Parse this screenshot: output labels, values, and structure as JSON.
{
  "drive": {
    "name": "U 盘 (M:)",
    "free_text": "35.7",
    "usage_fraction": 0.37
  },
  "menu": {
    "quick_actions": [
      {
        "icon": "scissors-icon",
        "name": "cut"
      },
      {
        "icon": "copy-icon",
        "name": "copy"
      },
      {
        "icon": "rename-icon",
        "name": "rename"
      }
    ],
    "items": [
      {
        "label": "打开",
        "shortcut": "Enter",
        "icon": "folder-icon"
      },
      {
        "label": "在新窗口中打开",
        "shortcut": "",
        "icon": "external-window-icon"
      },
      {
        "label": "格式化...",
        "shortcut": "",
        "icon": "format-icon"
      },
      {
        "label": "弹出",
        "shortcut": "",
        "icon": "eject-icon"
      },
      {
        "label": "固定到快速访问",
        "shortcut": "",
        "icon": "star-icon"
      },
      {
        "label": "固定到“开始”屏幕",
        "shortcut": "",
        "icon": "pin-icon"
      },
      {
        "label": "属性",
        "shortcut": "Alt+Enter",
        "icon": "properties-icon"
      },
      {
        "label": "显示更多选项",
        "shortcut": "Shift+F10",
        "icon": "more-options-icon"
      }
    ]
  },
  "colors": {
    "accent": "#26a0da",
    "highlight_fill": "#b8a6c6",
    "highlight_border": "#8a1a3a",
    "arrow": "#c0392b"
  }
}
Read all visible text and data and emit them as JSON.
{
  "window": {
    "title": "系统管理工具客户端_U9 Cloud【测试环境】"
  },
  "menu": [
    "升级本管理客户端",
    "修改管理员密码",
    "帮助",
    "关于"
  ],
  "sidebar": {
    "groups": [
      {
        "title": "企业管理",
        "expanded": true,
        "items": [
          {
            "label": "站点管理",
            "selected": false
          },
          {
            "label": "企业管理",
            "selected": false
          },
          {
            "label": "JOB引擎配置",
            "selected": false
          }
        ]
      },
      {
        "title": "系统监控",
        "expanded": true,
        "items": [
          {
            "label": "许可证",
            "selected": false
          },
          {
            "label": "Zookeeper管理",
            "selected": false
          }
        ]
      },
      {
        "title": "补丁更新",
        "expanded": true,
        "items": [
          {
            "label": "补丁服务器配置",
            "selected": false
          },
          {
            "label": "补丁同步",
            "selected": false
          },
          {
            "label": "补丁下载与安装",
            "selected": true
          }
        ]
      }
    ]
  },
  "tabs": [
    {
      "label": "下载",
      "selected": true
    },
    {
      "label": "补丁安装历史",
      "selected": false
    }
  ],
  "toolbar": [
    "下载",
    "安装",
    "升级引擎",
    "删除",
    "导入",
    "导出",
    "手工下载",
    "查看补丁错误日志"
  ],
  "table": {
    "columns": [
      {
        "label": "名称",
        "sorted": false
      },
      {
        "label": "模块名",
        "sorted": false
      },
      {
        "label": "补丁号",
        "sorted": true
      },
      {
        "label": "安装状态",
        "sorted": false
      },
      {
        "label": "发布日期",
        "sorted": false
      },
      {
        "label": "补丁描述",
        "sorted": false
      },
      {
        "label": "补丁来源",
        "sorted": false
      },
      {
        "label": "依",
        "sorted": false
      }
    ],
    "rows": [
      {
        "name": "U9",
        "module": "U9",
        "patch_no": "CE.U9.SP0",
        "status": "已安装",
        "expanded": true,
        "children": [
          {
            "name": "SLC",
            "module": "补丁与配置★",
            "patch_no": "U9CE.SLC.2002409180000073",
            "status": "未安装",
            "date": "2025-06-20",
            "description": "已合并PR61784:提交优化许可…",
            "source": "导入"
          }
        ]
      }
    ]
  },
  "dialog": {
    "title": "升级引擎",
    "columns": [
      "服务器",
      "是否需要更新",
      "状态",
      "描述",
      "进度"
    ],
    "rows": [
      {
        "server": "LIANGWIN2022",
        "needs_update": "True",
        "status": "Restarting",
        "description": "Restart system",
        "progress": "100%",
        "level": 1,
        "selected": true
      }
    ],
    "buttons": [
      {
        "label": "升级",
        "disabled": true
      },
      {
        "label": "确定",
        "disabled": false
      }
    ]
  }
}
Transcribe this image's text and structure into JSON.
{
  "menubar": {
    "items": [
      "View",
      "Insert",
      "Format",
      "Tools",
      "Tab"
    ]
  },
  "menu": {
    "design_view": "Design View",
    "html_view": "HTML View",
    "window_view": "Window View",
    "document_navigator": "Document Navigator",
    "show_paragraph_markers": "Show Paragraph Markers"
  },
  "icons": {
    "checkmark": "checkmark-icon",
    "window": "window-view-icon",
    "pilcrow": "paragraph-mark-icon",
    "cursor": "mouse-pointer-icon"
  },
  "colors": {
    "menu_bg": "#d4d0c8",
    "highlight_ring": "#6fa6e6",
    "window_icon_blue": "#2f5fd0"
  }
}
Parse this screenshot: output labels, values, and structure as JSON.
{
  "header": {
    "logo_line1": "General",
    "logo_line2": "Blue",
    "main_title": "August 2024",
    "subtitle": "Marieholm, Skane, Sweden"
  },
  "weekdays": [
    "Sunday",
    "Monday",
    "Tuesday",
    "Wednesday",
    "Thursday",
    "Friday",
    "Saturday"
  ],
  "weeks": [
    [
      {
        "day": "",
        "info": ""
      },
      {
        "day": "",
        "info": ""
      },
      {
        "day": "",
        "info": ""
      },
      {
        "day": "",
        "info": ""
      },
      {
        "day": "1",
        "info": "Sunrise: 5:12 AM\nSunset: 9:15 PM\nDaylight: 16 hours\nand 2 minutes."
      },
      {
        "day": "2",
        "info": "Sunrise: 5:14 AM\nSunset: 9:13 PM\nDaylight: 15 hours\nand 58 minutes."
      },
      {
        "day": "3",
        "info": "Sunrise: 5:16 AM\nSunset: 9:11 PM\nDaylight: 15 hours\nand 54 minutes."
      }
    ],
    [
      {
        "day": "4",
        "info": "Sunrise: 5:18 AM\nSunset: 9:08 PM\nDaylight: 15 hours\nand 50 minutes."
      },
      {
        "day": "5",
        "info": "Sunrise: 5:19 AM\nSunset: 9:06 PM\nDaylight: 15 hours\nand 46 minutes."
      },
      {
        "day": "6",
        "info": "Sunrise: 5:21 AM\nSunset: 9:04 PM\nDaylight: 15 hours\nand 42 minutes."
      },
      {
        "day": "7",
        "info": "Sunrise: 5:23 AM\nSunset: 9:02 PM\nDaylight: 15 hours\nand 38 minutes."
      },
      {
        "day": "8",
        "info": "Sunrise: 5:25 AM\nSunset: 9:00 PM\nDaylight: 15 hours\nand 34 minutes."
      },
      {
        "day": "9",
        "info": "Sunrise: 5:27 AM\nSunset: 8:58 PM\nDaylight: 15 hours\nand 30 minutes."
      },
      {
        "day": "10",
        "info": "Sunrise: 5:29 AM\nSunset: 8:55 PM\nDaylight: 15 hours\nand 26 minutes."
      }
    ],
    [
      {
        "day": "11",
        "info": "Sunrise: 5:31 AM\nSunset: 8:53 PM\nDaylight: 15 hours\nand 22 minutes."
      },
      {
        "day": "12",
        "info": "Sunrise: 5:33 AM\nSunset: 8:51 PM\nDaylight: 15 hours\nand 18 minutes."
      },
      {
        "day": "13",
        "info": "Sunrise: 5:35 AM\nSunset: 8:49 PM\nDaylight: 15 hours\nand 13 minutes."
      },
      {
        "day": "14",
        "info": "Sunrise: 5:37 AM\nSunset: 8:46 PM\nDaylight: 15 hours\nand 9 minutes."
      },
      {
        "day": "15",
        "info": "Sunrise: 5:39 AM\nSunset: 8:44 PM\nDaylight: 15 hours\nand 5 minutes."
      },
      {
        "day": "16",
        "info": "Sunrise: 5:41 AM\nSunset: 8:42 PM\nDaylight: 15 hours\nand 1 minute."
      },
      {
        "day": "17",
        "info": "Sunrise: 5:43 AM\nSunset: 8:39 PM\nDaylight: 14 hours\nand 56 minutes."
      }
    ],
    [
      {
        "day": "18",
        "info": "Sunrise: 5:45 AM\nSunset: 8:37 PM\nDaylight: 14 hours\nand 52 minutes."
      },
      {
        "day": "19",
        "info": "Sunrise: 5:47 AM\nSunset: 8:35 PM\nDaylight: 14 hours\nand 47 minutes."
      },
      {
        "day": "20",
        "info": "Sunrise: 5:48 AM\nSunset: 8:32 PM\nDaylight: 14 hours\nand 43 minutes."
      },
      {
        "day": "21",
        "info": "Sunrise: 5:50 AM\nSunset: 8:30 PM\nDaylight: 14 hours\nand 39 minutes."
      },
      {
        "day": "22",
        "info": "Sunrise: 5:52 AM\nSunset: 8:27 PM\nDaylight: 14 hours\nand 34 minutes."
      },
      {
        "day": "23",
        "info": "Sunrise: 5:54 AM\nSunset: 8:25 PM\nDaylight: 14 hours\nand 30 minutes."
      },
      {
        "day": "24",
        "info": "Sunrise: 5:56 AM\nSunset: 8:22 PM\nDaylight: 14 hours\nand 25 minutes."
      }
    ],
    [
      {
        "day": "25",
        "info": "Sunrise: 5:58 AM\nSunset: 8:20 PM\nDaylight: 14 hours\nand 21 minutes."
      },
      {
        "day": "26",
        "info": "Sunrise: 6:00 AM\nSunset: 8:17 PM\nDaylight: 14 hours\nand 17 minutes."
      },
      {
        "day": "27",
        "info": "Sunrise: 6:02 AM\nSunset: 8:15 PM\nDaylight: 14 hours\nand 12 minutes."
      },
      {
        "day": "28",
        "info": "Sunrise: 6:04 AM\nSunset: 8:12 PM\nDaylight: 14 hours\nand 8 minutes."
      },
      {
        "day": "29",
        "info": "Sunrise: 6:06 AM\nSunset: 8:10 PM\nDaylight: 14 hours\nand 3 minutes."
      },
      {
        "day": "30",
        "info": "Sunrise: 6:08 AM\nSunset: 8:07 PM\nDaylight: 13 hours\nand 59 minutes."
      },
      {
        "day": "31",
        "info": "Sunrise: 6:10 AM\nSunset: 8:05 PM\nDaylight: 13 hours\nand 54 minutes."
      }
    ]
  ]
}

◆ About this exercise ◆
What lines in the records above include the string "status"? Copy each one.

◆ Solution for this problem ◆
        "status": "已安装",
            "status": "未安装",
        "status": "Restarting",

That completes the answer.